FLUXCONV = 0.2008 / Flux Conv. factor (MJy/sr per DN/sec)
GAIN = 3.8 / e/DN conversion.
5.1.20 Pointing Transfer (calculation of pointing information)
The Pointing Transfer pipeline was a separate script from the actual data reduction pipeline script, designed to insert raw-pointing and distortion information into the FITS headers of BCDs. Like the reduction pipeline, it executed on a per-BCD basis. See Section 4.12 for more pointing related information. Pointing data was acquired by the spacecraft star tracker at a rate of 2 Hz, transferred to the boresight onboard, and down-linked every 12 hours as a Boresight Pointing History File (BPHF). The BPHF was received via a separate telemetry stream from the science data.
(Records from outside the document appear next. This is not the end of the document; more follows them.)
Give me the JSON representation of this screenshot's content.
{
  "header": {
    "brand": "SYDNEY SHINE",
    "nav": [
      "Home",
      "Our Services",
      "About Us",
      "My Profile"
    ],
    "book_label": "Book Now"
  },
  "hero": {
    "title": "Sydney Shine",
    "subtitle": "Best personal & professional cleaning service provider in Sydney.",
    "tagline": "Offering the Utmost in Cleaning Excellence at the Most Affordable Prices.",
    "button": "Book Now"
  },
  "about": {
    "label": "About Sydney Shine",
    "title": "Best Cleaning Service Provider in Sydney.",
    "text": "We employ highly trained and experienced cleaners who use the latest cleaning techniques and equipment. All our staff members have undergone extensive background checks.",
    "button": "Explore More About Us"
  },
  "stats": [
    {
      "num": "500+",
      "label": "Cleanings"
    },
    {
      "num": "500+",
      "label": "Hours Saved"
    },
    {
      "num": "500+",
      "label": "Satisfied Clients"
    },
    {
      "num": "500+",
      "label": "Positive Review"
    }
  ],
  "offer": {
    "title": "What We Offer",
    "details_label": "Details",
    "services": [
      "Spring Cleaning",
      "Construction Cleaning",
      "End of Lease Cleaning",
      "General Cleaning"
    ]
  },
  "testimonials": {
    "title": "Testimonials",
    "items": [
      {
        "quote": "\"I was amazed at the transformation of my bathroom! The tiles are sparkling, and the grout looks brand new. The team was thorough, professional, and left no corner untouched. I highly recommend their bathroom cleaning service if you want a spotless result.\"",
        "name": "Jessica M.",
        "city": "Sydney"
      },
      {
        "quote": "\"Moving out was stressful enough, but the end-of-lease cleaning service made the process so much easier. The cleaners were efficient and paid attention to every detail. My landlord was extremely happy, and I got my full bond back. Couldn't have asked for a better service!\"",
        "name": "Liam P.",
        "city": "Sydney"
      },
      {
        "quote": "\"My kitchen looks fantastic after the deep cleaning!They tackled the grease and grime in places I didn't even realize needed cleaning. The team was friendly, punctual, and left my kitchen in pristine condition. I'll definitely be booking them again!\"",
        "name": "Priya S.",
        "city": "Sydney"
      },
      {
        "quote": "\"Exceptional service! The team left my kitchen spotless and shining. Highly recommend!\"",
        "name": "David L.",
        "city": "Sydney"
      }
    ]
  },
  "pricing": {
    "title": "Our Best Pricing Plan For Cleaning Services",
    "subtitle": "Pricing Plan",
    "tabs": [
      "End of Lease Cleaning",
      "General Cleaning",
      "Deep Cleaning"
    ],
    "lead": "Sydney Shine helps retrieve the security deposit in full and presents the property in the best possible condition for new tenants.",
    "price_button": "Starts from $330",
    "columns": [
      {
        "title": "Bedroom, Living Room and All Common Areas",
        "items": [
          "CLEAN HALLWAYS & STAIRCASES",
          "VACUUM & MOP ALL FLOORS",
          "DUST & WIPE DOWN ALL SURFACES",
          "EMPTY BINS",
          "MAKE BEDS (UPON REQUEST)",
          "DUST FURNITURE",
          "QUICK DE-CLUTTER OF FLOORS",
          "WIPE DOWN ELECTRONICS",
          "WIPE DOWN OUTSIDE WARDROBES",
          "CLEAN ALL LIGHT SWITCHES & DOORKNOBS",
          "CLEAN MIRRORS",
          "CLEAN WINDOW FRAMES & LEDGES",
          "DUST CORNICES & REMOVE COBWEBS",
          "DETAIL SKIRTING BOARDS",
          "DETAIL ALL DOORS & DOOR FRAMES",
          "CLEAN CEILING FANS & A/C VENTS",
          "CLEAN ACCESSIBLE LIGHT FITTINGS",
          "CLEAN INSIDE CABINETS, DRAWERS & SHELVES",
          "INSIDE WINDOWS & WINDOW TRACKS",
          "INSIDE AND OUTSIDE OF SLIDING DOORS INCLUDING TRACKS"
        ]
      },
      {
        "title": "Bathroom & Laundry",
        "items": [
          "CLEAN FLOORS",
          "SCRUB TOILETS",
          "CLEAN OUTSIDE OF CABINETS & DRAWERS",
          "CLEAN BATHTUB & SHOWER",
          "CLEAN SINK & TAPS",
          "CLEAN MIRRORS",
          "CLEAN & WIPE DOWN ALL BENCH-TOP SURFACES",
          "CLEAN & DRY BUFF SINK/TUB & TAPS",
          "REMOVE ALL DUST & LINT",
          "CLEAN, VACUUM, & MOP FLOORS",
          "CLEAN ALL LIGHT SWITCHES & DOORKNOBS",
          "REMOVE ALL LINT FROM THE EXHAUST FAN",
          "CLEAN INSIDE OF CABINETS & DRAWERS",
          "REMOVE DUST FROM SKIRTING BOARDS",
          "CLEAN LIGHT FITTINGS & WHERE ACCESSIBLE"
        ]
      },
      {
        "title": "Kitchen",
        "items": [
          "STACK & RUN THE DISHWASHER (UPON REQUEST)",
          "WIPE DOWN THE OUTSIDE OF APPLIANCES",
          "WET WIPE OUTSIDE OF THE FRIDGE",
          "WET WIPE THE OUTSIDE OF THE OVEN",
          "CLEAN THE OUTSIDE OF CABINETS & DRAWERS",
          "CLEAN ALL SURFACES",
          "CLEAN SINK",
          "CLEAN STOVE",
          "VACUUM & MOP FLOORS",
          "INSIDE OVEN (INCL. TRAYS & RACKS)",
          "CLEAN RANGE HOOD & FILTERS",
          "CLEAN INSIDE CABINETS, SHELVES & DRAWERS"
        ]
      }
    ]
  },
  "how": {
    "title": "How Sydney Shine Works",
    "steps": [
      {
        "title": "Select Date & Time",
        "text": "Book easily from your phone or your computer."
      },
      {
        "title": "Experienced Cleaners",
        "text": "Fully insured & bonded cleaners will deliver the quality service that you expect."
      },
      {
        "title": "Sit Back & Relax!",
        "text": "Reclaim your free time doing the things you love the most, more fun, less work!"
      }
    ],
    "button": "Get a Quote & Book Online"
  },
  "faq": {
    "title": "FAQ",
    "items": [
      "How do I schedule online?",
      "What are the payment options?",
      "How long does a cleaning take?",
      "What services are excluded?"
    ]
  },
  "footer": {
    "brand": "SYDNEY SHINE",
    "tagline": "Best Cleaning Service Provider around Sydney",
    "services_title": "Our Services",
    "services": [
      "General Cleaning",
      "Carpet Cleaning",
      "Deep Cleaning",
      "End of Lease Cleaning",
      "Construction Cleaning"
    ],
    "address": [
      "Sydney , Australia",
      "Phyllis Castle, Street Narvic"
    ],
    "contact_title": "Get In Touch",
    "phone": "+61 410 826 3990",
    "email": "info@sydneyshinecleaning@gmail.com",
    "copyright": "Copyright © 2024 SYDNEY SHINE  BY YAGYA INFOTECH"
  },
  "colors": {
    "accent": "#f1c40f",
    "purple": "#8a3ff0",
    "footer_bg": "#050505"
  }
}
The first step in pointing transfer was to acquire the portion of the BPHF which spanned the integration time of the BCD (getPH module). The 2 Hz sampled data were then transferred to the specific channel-dependent science FOV using a set of Euler transformations handled by the boresighttran module. The Euler angles relating the boresight and the FOV positions were determined in-flight and were stored in a configuration file.
The pointing samples were then averaged and combined by the ANGLEAVG module to compute the raw pointing for the BCD: CRVAL1 (RA), CRVAL2 (Dec), and PA (position angle). These, along with uncertainties and reference pixel coordinates (CRPIX1, CRPIX2), were inserted as keywords into the FITS header of the BCD. The module also computed a CD matrix and transferred distortion coefficients (represented in the pixel coordinate frame) from a calibration file to the FITS header. The default projection type for the celestial reference system (CTYPE keyword) was “TAN–SIP.” This was a tangent (TAN) projection modified to make use of the Spitzer Imaging (distortion) Polynomials (SIP) in coordinate mappings (see Section 2.2.4 for more information on Spitzer image distortion).
The Final Product Generator (FPG) was executed at the end of the BCD pipeline. This reformatted the FITS header and added additional keywords, which were most useful to the user, from the database. Examples of BCD headers (also containing pointing and distortion information) are given in Appendix E.
5.1.21 predictsat (HDR saturation processing)
predictsat was used to process data taken in the High Dynamic Range (HDR) mode by identifying saturated pixels using the information obtained from the shorter exposure time frames. Specifically, if the shorter frame was frame 1 and the longer frame was frame 2, and they have Fowler numbers F, wait periods W, pixel values DN, and saturation values of DNsat, then if
for any pixel, then that pixel was masked as saturated in the longer frame 2. Optionally, surrounding pixels might also be masked. This information was used in the post-BCD pipeline by the mosaicker when coadding frames to reject saturated pixels before applying any other outlier rejection. High dynamic range data were received as separate DCEs by IRAC. No co-addition was done of these frames at the BCD level, but they were received by the user as separate BCDs. See Section 7.2.1 for more information on saturation in IRAC data.
5.1.22 latimflag (residual image flagging)
The IRAC pipeline detected and flagged residual images left from imaging bright objects. A model of the charge decay was used to build a time history of the DCEs and set a mask bit (bit 10 in imask; see Section 7.1.1) to indicate that a given pixel in the DCE was contaminated by a residual. The algorithm worked in the following way: Starting with the first image in each observation or AOR, latimflag computed what is called a “latent-trap” image at the end of its exposure. This specified the amount of trapped charge in every pixel. The charge-trap decayed and appeared as a residual in subsequent images. The latent-trap image was effectively an image of the number of filled traps, which we label NF(t)i. The subscript i refers to the “trap-species” or type of latent trap distinguished by a characteristic decay time and trap filling efficiency. The latent-trap image was propagated forward in time, and updated with each consecutive image in the sequence. The images with pixels sustaining and exceeding a threshold above the background noise from image to image within the decay time were flagged in the imask (bit 10). Section 7.2.8 has more information on residual or persistent images.